Wednesday, April 13, 2022

Japanese Prince found plagiarizing in prize essay

The Japanese newspaper Ashai Shimbun published an article on February 17, 2022, about plagiarism in an essay that Prince Hisahito, the second in line to the Japanese throne, wrote for school. The essay had been submitted to a contest and was awarded the second prize. The  Telegraph in the UK details the plagiarized portions a few days later. It appeared to be picked up in many UK outlets such as Royal Central. Today, April 13, 2022, the German Süddeutsche picked up the story

Strangely, he was allowed to keep the prize despite the plagiarism.

Tuesday, April 12, 2022

Germany's problem with academic integrity

This blog post at ICAI by with a student perspective on academic integrity from a German student in the USA just nails it: 

Of course, we were not allowed to cheat in school and university in Germany, and the consequences could have been as severe as they can be at American institutions, but I don’t remember ever having had an explicit conversation with a German teacher or professor about how to be academically honest. There was no academic honesty policy, no Office of Academic Honesty, and no official institutional process for dealing with academic misconduct at my university—at least not that I was aware of—and I never had any formal education about cheating and how to avoid it beyond learning how to correctly cite sources. It was just expected to know how appropriate academic conduct looks like.
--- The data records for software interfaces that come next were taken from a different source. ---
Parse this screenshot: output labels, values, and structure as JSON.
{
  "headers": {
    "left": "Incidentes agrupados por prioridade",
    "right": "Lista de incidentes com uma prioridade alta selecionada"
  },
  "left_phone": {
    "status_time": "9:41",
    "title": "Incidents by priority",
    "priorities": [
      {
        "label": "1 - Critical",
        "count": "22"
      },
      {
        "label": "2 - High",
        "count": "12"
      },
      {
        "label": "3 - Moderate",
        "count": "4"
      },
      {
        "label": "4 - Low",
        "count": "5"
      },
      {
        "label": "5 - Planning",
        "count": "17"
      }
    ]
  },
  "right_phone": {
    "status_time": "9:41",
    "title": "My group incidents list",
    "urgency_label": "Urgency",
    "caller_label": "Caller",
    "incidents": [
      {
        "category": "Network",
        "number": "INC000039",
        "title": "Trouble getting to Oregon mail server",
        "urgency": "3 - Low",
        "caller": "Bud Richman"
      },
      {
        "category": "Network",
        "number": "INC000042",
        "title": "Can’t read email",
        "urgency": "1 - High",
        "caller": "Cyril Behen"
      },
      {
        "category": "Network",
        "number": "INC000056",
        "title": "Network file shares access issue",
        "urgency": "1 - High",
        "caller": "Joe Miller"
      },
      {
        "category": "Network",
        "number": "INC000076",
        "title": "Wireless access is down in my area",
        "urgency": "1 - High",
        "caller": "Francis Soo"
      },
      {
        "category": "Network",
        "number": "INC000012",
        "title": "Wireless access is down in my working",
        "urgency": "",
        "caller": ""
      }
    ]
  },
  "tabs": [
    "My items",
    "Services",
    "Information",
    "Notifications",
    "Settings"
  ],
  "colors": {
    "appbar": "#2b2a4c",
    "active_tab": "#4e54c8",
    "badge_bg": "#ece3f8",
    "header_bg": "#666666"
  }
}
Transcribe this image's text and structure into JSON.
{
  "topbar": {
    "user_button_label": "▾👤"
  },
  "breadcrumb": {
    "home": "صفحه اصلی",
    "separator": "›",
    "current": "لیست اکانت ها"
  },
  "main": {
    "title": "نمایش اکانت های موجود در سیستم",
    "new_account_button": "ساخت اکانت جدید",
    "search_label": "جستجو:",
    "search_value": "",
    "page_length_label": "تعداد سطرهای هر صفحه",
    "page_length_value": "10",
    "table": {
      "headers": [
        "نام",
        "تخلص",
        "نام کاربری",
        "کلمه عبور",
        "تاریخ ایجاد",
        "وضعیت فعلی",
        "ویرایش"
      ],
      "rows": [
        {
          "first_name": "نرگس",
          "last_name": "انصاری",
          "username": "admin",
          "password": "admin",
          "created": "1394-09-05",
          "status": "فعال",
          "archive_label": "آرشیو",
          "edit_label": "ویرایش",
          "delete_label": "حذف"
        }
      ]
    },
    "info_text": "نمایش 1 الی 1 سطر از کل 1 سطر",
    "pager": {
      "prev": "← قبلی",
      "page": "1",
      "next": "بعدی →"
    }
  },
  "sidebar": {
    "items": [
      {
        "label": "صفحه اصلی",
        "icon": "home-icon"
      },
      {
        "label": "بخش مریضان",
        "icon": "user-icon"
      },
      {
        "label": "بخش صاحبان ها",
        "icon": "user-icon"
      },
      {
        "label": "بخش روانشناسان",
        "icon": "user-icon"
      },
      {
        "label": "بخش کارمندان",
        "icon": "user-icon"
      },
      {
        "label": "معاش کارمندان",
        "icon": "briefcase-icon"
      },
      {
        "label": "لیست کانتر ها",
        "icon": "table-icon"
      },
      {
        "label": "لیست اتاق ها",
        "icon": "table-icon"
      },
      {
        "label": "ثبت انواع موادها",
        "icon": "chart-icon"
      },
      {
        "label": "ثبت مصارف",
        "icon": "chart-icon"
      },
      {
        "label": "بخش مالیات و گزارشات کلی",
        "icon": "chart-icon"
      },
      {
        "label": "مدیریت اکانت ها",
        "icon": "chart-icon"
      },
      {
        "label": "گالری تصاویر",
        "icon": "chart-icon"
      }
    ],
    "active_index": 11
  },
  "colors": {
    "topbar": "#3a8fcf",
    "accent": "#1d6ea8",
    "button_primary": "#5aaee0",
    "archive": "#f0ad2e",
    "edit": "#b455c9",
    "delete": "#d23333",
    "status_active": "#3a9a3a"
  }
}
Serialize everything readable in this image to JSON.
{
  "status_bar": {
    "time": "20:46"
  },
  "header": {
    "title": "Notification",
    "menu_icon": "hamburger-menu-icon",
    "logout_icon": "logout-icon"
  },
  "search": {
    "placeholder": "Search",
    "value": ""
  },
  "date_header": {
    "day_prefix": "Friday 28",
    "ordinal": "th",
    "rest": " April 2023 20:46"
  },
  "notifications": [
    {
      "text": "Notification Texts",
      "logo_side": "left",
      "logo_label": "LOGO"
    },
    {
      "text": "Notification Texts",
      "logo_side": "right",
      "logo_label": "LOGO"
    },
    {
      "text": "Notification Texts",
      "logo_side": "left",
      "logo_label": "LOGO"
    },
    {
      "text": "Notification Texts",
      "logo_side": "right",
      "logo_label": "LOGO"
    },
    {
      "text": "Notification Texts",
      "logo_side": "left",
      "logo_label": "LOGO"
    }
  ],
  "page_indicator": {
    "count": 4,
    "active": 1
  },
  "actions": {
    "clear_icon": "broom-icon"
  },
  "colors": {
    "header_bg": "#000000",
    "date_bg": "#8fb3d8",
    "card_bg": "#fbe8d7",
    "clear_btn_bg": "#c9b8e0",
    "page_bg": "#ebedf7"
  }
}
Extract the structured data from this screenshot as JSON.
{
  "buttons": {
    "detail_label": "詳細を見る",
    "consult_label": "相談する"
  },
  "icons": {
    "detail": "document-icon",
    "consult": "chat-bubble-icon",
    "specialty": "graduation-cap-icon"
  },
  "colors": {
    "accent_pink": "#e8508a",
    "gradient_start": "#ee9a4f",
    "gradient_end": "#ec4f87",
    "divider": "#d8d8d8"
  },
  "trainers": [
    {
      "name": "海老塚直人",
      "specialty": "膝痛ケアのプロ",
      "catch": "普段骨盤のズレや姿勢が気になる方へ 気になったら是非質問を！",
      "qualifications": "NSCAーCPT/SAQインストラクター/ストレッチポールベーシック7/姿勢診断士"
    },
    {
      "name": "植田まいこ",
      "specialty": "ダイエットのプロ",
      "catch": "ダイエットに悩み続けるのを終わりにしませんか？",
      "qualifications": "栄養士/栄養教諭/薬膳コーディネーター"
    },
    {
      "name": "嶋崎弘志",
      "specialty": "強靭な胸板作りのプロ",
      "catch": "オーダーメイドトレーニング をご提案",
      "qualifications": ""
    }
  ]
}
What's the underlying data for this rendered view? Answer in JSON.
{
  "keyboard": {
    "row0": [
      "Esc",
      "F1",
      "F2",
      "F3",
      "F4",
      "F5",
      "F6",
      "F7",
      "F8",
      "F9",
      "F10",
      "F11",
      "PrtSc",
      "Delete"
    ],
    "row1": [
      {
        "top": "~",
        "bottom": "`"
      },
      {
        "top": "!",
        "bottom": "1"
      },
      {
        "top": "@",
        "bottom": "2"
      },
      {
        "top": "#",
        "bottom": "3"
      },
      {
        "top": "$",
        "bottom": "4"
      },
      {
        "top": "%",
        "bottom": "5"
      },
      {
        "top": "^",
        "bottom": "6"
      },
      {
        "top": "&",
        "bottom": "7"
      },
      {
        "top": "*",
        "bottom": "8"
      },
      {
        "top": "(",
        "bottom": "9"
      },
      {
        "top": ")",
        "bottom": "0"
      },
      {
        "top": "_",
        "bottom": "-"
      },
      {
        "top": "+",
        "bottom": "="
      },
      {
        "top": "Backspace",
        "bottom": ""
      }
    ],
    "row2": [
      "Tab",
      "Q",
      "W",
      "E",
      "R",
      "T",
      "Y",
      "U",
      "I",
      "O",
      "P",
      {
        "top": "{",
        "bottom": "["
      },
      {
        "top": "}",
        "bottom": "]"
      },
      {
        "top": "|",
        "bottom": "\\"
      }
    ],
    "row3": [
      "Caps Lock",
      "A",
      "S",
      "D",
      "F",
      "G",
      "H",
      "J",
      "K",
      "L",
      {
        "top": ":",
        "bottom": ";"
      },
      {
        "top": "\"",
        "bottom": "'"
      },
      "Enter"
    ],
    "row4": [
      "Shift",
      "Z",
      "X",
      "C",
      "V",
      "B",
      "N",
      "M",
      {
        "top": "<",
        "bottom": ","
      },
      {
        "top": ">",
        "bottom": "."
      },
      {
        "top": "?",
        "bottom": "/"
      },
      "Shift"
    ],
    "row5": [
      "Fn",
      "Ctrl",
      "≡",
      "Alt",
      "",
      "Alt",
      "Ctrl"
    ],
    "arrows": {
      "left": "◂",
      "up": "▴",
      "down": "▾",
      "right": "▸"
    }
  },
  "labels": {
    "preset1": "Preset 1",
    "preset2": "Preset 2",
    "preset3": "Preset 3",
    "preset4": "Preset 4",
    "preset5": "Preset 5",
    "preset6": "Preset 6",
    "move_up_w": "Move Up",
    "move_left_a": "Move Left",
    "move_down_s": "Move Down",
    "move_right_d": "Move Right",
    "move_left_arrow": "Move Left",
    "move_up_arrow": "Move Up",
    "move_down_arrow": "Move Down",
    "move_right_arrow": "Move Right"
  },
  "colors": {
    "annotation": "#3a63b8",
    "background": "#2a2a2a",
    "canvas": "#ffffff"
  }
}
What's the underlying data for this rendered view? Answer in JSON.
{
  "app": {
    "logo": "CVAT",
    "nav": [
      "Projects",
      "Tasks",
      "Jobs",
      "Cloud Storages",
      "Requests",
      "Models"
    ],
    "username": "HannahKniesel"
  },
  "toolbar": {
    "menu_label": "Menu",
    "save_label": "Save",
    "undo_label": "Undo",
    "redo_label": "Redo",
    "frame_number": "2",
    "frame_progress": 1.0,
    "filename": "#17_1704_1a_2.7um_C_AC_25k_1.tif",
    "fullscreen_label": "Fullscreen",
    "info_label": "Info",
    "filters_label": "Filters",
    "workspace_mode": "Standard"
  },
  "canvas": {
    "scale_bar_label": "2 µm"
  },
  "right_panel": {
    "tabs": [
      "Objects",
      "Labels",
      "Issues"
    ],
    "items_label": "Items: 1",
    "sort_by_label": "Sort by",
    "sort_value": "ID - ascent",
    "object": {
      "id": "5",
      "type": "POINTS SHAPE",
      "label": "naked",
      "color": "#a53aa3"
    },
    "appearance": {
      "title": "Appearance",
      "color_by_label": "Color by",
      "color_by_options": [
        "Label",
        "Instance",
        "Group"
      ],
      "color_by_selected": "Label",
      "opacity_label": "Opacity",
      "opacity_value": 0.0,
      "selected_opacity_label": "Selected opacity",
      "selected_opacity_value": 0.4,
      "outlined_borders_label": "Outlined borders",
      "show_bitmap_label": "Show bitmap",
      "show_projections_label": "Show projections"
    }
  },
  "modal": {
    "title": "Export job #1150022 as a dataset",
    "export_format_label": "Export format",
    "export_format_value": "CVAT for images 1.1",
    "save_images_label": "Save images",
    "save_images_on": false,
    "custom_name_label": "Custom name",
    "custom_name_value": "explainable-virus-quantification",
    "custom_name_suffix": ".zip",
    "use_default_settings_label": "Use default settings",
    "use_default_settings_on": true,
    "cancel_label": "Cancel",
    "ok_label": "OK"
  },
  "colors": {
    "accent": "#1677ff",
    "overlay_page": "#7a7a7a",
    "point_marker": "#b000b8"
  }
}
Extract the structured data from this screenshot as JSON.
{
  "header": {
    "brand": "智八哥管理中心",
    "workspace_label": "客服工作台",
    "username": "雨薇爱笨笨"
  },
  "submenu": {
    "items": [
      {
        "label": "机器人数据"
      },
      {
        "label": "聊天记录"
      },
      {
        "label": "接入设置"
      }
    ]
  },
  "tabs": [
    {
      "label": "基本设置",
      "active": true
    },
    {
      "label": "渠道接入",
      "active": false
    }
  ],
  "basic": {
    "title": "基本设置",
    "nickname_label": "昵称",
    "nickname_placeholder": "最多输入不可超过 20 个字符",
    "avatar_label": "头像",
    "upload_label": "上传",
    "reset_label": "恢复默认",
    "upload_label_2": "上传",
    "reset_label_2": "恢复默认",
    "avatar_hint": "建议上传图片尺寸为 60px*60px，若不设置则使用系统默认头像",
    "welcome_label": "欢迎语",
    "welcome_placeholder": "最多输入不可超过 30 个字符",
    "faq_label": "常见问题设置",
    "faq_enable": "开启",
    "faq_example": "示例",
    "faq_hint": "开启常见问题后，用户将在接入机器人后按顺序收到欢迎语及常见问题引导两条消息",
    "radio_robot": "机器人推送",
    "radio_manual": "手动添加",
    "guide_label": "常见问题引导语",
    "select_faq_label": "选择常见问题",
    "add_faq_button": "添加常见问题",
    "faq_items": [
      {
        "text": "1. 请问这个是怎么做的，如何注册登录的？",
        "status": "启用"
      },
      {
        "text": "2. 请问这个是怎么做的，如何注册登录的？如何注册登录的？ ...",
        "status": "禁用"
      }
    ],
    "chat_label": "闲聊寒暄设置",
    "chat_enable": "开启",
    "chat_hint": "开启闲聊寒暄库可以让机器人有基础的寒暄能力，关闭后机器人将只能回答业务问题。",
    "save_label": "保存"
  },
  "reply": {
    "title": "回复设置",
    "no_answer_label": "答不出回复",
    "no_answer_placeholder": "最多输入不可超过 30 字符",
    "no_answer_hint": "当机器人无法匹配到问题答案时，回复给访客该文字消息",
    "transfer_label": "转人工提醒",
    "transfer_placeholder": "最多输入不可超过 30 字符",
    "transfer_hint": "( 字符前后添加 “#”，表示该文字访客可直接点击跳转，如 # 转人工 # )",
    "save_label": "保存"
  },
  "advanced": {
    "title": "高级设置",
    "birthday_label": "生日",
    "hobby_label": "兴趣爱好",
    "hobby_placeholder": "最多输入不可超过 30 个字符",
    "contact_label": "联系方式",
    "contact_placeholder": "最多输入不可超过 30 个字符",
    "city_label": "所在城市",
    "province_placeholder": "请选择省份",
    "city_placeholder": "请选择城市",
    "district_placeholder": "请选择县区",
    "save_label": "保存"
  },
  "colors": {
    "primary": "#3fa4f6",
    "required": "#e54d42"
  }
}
Exactly. That is the problem here in Germany. Despite the plagiarism scandals involving politicians, there is very little discussion here about academic integrity. The universities perhaps purchase software and offer a course or two about proper citation. Some universities have writing clinics, but that is about the size of it. Deep and continuous conversations about good academic practice are seldom. Still, I'll keep trying to drag Germany into such conversations!